▶ Record excerpts
== == ==
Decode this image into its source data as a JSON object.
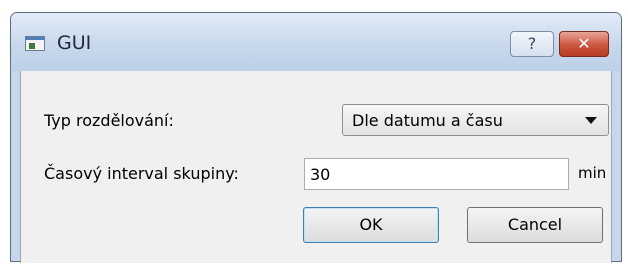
{
  "window": {
    "title": "GUI",
    "help_label": "?",
    "close_label": "✕",
    "icon": "app-window-icon"
  },
  "form": {
    "split_type_label": "Typ rozdělování:",
    "split_type_value": "Dle datumu a času",
    "interval_label": "Časový interval skupiny:",
    "interval_value": "30",
    "interval_unit": "min"
  },
  "buttons": {
    "ok_label": "OK",
    "cancel_label": "Cancel"
  },
  "colors": {
    "titlebar": "#c8d8ec",
    "client": "#f0f0f0",
    "close_button": "#cd5640",
    "default_button_border": "#3c7fb1"
  }
}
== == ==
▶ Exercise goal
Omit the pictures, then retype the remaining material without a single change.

▶ Result for this exercise
Decode this image into its source data as a JSON object.
{
  "window": {
    "title": "GUI",
    "help_label": "?",
    "close_label": "✕",
    "icon": "app-window-icon"
  },
  "form": {
    "split_type_label": "Typ rozdělování:",
    "split_type_value": "Dle datumu a času",
    "interval_label": "Časový interval skupiny:",
    "interval_value": "30",
    "interval_unit": "min"
  },
  "buttons": {
    "ok_label": "OK",
    "cancel_label": "Cancel"
  },
  "colors": {
    "titlebar": "#c8d8ec",
    "client": "#f0f0f0",
    "close_button": "#cd5640",
    "default_button_border": "#3c7fb1"
  }
}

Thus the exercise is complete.